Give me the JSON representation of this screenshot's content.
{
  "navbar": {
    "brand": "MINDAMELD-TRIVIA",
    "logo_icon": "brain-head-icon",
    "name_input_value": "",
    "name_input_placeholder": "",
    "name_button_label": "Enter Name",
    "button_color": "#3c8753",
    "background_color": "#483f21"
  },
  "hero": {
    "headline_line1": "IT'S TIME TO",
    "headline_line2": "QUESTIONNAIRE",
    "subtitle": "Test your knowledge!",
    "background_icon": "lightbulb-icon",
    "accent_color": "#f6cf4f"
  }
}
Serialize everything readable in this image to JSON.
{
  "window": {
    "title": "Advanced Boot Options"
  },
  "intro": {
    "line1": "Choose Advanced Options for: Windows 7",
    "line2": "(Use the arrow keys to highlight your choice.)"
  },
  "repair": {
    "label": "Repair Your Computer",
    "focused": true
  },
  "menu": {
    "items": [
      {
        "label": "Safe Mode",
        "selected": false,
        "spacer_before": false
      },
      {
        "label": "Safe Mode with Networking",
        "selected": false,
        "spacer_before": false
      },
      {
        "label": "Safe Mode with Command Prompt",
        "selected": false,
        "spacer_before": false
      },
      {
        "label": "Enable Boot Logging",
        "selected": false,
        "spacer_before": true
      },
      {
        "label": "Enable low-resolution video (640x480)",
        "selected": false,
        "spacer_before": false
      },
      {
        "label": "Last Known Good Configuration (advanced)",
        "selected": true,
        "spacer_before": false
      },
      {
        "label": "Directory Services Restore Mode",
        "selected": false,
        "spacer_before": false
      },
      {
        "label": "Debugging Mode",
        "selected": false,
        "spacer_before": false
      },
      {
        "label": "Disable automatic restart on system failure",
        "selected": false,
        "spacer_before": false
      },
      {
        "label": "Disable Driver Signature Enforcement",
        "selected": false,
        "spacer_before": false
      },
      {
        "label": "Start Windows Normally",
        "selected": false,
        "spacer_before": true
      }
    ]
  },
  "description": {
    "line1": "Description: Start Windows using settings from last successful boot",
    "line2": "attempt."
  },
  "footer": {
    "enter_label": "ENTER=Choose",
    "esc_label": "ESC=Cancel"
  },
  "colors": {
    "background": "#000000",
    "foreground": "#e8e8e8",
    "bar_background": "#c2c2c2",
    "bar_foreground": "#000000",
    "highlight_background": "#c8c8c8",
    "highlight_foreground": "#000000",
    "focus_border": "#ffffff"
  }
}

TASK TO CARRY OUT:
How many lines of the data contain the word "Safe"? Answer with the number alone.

REPLY TO THE TASK:
3